Records drawn from a dataset
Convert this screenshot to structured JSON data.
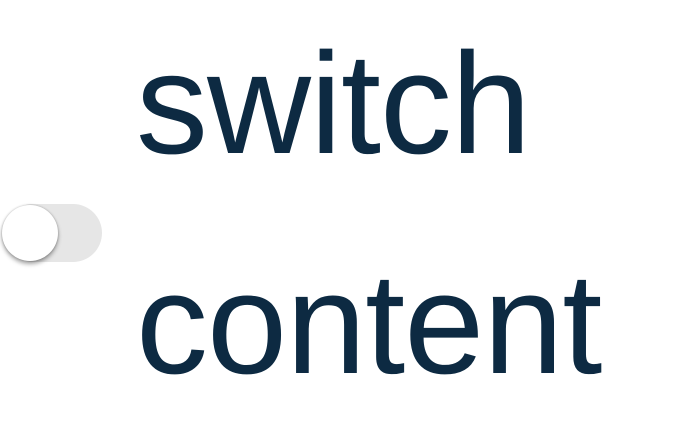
{
  "labels": {
    "top": "switch",
    "bottom": "content"
  },
  "switch": {
    "checked": false
  },
  "colors": {
    "text": "#0d2a42",
    "track_off": "#e6e6e6",
    "thumb": "#ffffff"
  }
}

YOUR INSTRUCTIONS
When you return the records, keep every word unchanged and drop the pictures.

TASK SOLUTION
Convert this screenshot to structured JSON data.
{
  "labels": {
    "top": "switch",
    "bottom": "content"
  },
  "switch": {
    "checked": false
  },
  "colors": {
    "text": "#0d2a42",
    "track_off": "#e6e6e6",
    "thumb": "#ffffff"
  }
}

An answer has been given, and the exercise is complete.